■ **TASK ITEM**
Among the lines below, which ones contain the word "Trbušnjaci"? Copy every such line.

■ **GIVEN RECORDS**
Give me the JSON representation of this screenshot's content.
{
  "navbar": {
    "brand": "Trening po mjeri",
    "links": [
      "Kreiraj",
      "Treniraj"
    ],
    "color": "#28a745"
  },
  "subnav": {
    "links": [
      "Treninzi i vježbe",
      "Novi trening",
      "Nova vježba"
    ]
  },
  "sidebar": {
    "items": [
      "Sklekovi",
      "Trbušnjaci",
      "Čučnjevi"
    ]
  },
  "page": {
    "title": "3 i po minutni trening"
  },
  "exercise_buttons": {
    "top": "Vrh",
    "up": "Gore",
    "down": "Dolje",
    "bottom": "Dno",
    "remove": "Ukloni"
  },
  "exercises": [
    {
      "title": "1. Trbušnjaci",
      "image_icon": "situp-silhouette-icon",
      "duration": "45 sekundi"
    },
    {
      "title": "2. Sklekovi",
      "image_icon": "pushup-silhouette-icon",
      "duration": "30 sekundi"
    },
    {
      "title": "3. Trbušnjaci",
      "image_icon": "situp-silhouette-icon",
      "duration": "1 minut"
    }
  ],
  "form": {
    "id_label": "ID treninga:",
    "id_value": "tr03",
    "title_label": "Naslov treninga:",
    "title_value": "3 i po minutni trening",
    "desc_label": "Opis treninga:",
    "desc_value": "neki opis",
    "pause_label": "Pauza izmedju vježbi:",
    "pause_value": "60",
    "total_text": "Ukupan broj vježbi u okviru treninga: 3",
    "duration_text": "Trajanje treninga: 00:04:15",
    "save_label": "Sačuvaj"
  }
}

■ **COMPLETED EXERCISE**
      "Trbušnjaci",
      "title": "1. Trbušnjaci",
      "title": "3. Trbušnjaci",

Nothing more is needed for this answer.